Avalos v. Brown Auto. Ctr., Inc., 63 S.W.3d 42, 48 (Tex. App.—San Antonio 2001, no pet.); Bartley v. Budget Rent-A-Car Corp., 919 S.W.2d 747, 752 (Tex. App.—Amarillo 1996, writ denied). Magee and Mayo do not argue that a special relationship existed between Colson and Violante that would alter this general rule. We hold that Magee and Mayo have not presented any evidence of the third element of their negligent-entrustment claim. Because there is no evidence that Colson knew or should have known that Violante was an incompetent or reckless driver, the trial court correctly rendered a no-evidence summary judgment that Magee and Mayo take nothing from Colson. We therefore overrule the portion of the first issue relating to the no-evidence summary judgment. Because the trial court correctly rendered a no-evidence summary judgment, we do not reach the remaining issues in the Colson appeal.
Conclusion In trial court case number 350605-402 (appellate case number
01-07-00572-CV), we reverse the summary judgment in favor of G & H Towing and remand the case to the trial court for further proceedings.

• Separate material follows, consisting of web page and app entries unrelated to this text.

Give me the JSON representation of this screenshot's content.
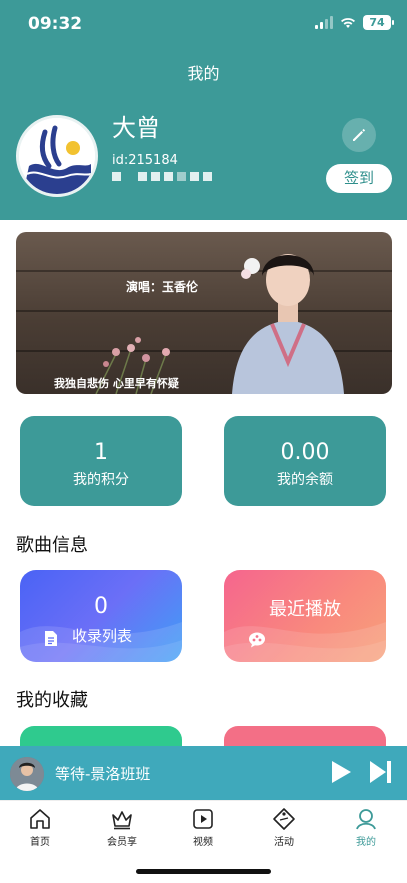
{
  "status_bar": {
    "time": "09:32",
    "battery": "74"
  },
  "header": {
    "title": "我的"
  },
  "profile": {
    "name": "大曾",
    "id_text": "id:215184",
    "signin_label": "签到"
  },
  "banner": {
    "singer_text": "演唱：玉香伦",
    "lyric_text": "我独自悲伤 心里早有怀疑"
  },
  "stats": [
    {
      "value": "1",
      "label": "我的积分"
    },
    {
      "value": "0.00",
      "label": "我的余额"
    }
  ],
  "song_info": {
    "title": "歌曲信息",
    "tiles": [
      {
        "count": "0",
        "label": "收录列表"
      },
      {
        "label": "最近播放"
      }
    ]
  },
  "favorites": {
    "title": "我的收藏"
  },
  "player": {
    "title": "等待-景洛班班"
  },
  "tabbar": {
    "items": [
      {
        "label": "首页",
        "icon": "home-icon"
      },
      {
        "label": "会员享",
        "icon": "crown-icon"
      },
      {
        "label": "视频",
        "icon": "video-icon"
      },
      {
        "label": "活动",
        "icon": "ticket-icon"
      },
      {
        "label": "我的",
        "icon": "user-icon"
      }
    ],
    "active": 4
  },
  "colors": {
    "primary": "#3d9a98",
    "player": "#3fa9bb",
    "tile_blue": "#4a63f5",
    "tile_pink": "#f5658e"
  }
}
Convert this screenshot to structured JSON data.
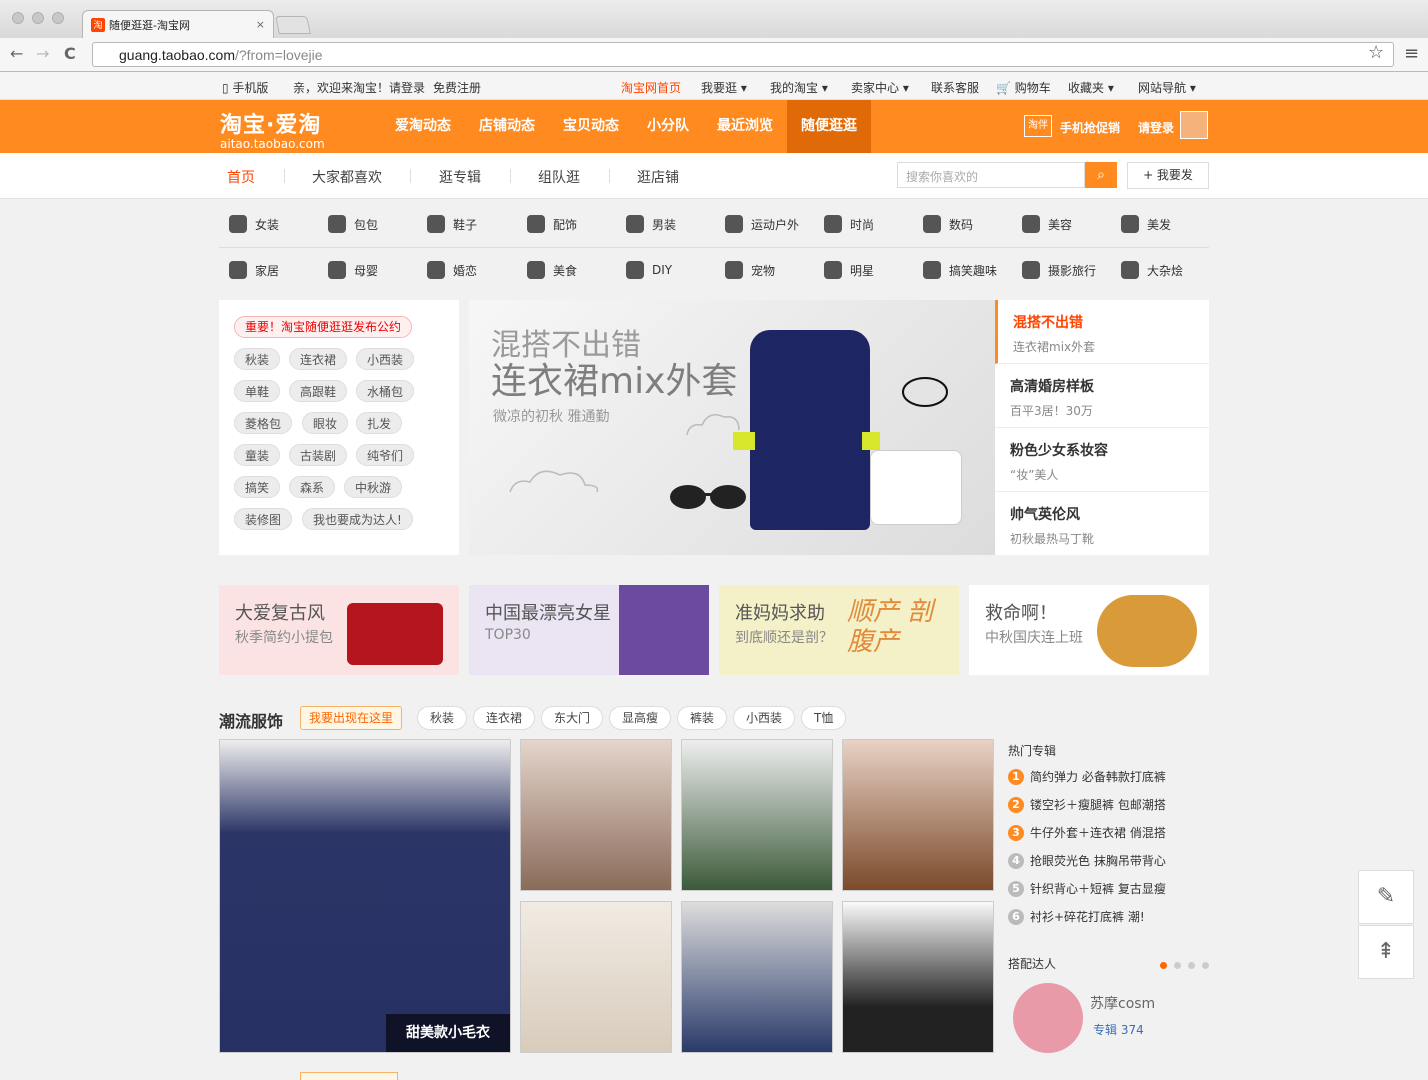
{
  "browser": {
    "tab_title": "随便逛逛-淘宝网",
    "tab_favicon": "淘",
    "tab_close": "×",
    "url_host": "guang.taobao.com",
    "url_path": "/?from=lovejie",
    "back": "←",
    "forward": "→",
    "reload": "C",
    "star": "☆",
    "menu": "≡"
  },
  "site_nav": {
    "mobile": "手机版",
    "welcome": "亲，欢迎来淘宝！",
    "login": "请登录",
    "register": "免费注册",
    "home": "淘宝网首页",
    "buy": "我要逛 ▾",
    "my_taobao": "我的淘宝 ▾",
    "seller": "卖家中心 ▾",
    "service": "联系客服",
    "cart": "购物车",
    "favorites": "收藏夹 ▾",
    "sitemap": "网站导航 ▾"
  },
  "header": {
    "logo_main": "淘宝·爱淘",
    "logo_sub": "aitao.taobao.com",
    "tabs": [
      "爱淘动态",
      "店铺动态",
      "宝贝动态",
      "小分队",
      "最近浏览",
      "随便逛逛"
    ],
    "mobile_promo": "手机抢促销",
    "login": "请登录",
    "mobile_badge": "淘伴"
  },
  "subnav": {
    "tabs": [
      "首页",
      "大家都喜欢",
      "逛专辑",
      "组队逛",
      "逛店铺"
    ],
    "search_placeholder": "搜索你喜欢的",
    "search_btn": "⌕",
    "post": "+ 我要发"
  },
  "categories": {
    "row1": [
      "女装",
      "包包",
      "鞋子",
      "配饰",
      "男装",
      "运动户外",
      "时尚",
      "数码",
      "美容",
      "美发"
    ],
    "row2": [
      "家居",
      "母婴",
      "婚恋",
      "美食",
      "DIY",
      "宠物",
      "明星",
      "搞笑趣味",
      "摄影旅行",
      "大杂烩"
    ]
  },
  "tags": {
    "notice": "重要！淘宝随便逛逛发布公约",
    "items": [
      "秋装",
      "连衣裙",
      "小西装",
      "单鞋",
      "高跟鞋",
      "水桶包",
      "菱格包",
      "眼妆",
      "扎发",
      "童装",
      "古装剧",
      "纯爷们",
      "搞笑",
      "森系",
      "中秋游",
      "装修图",
      "我也要成为达人!"
    ]
  },
  "banner": {
    "line1": "混搭不出错",
    "line2": "连衣裙mix外套",
    "line3": "微凉的初秋 雅通勤"
  },
  "feed": [
    {
      "title": "混搭不出错",
      "sub": "连衣裙mix外套"
    },
    {
      "title": "高清婚房样板",
      "sub": "百平3居！30万"
    },
    {
      "title": "粉色少女系妆容",
      "sub": "“妆”美人"
    },
    {
      "title": "帅气英伦风",
      "sub": "初秋最热马丁靴"
    }
  ],
  "promos": [
    {
      "title": "大爱复古风",
      "sub": "秋季简约小提包",
      "color": "#fbe3e3"
    },
    {
      "title": "中国最漂亮女星",
      "sub": "TOP30",
      "color": "#ebe4f3"
    },
    {
      "title": "准妈妈求助",
      "sub": "到底顺还是剖？",
      "color": "#f4f1c8"
    },
    {
      "title": "救命啊！",
      "sub": "中秋国庆连上班",
      "color": "#fff"
    }
  ],
  "promo_art": {
    "p3": "顺产 剖腹产"
  },
  "fashion": {
    "title": "潮流服饰",
    "me_btn": "我要出现在这里",
    "tags": [
      "秋装",
      "连衣裙",
      "东大门",
      "显高瘦",
      "裤装",
      "小西装",
      "T恤"
    ],
    "big_caption": "甜美款小毛衣",
    "hot_title": "热门专辑",
    "hot": [
      "简约弹力   必备韩款打底裤",
      "镂空衫＋瘦腿裤   包邮潮搭",
      "牛仔外套＋连衣裙   俏混搭",
      "抢眼荧光色 抹胸吊带背心",
      "针织背心＋短裤 复古显瘦",
      "衬衫+碎花打底裤 潮!"
    ],
    "daren_title": "搭配达人",
    "daren_name": "苏摩cosm",
    "daren_label": "专辑 374"
  },
  "side": {
    "edit": "✎",
    "top": "⇞"
  }
}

In trial court case number 350605-401 (appellate case number 01-07-00837-CV), we affirm the take-nothing summary judgment.
Sam Nuchia Justice
Panel consists of Chief Justice Radack and Justices Higley and Nuchia.3 Chief Justice Radack dissenting without opinion to the judgment in appellate case number 01-07-00572-CV.
Justice Sam Nuchia, who retired from the First Court of Appeals effective January 1, 2009, continues to sit by assignment for the disposition of this case, which was submitted on November 25, 2008. 12